Finally, defendants move to dismiss the claims against the City of Manchester and the Manchester Fire Department arguing that (1) these defendants cannot be held liable under the theory of respondeat superior, (2) Captain Paradis' actions do not flow from a custom or policy of the City of Manchester, and (3) Captain Paradis' actions were not that of a final policymaker for the municipality.

It is well settled that municipalities cannot be held liable under 42 U.S.C. § 1983 on the basis of respondeat superior. Monell v. New York City Dept. of Social Services, 436 U.S. 658, 690, 98 S. Ct. 2018, 2035, 56 L. Ed. 2d 611 (1978). The touchstone of § 1983 actions against municipalities is an allegation that an official policy caused the deprivation of constitutional rights. City of St. Louis v. Praprotnik, 485 U.S. 112, 138, 108 S. Ct. 915, 931, 99 L. Ed. 2d 107 (1988). The "official policy" requirement is designed to distinguish acts of the municipality from acts of its employees, and makes clear that municipal liability is limited to actions for which the municipality is actually responsible.

To maintain their § 1983 action against the City of Manchester, plaintiffs must satisfy two requirements:

 First, the custom or practice must be attributable to the municipality. In other words, it must be so well settled and widespread that the policymaking officials of the municipality can be said to have either actual or constructive knowledge of it yet did nothing to end the practice. Second, the custom must have been the cause of and the moving force behind the deprivation of constitutional rights.
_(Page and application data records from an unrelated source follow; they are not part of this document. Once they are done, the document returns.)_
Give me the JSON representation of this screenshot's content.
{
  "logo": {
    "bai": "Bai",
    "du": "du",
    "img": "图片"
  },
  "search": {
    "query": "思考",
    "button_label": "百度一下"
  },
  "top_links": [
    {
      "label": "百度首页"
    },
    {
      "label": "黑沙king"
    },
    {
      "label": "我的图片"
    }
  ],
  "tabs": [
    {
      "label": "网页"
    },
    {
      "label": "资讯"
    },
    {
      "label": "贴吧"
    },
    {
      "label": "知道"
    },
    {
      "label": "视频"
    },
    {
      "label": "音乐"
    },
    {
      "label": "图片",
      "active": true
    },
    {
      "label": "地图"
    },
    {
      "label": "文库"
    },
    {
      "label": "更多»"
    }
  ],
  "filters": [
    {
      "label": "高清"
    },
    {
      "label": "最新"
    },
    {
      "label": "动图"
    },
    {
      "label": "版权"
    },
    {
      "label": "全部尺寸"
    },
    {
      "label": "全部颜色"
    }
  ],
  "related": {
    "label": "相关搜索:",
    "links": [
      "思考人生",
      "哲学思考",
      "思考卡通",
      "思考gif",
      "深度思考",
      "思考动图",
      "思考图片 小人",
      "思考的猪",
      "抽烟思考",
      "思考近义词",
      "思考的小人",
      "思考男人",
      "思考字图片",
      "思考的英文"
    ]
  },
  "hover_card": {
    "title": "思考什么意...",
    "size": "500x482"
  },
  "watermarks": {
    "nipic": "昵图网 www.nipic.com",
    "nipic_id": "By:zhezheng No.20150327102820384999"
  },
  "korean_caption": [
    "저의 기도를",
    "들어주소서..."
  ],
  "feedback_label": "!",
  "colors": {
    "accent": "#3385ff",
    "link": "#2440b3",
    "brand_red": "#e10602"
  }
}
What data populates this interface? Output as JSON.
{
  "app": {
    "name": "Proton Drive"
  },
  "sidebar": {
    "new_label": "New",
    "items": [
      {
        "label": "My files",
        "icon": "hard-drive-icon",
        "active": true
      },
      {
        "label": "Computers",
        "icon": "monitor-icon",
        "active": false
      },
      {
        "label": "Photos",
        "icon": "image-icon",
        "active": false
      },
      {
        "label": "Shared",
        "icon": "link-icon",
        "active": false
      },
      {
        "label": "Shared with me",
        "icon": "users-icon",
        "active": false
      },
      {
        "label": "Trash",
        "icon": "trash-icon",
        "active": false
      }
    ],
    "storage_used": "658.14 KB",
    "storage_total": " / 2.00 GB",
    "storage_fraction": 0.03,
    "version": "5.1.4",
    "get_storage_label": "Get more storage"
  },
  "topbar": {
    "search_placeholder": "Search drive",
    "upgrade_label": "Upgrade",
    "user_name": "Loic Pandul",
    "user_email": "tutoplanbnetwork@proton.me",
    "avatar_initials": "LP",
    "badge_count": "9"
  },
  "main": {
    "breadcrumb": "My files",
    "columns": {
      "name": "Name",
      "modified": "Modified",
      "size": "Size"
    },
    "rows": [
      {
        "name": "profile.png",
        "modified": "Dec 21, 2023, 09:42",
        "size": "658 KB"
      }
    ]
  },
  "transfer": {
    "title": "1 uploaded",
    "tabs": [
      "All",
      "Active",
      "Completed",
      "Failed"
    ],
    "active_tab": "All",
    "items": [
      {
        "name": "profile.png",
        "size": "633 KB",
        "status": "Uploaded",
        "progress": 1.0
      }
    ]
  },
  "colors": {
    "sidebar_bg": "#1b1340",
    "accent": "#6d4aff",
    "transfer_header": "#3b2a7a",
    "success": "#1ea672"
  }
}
Bordanaro v. McLeod, 871 F.2d 1151, 1156 (1st Cir.1989). Moreover, a city's failure to train or properly supervise municipal employees can yield liability against the city where that failure "reflects deliberate indifference to the constitutional rights of its inhabitants." City of Canton v. Harris, 489 U.S. 378, 109 S. Ct. 1197, 1206, 103 L. Ed. 2d 412 (1989).

The allegations in plaintiffs' complaint satisfy these requirements. Plaintiffs claim that the City of Manchester and the Manchester Fire Department were aware of numerous prior occasions when Captain Paradis abused his authority and exhibited unstable and unreasonable behavior. Further, plaintiffs allege that notwithstanding its awareness of such conduct, the City of Manchester continued to promote Paradis through the ranks of the Manchester Fire Department. Therefore, the motion to dismiss plaintiffs' § 1983 action against the City and the Fire Department is denied.

  3. Conclusion

For the reasons stated above, defendants' motion to dismiss (document no. 7) is denied except that those claims based on the Eighth Amendment are dismissed.

SO ORDERED.

NOTES

[1] This action, asserted under authority of 42 U.S.C. § 1983, alleges violations of the Fourth, Eighth, and Fourteenth Amendments to the United States Constitution. Jurisdiction is grounded upon 28 U.S.C. §§ 1331, 1342(1), (3). Plaintiffs also pursue pendent state claims.

[2] For example, defendants contend that the facts in this case fail to support plaintiffs' assertion that MacDowell was abducted. As authority for this contention, defendants paraphrase the definition of abduction contained in Black's Law Dictionary. Defendants' three-sentence argument on this issue is not persuasive.

[3] For example, defendants contend that, "There was no false imprisonment." As authority for this contention, defendants rely on a New Hampshire criminal statute, RSA 633:3, which defines the misdemeanor of false imprisonment. Defendants make no attempt to explain why they believe that criminal standard should apply to this civil action.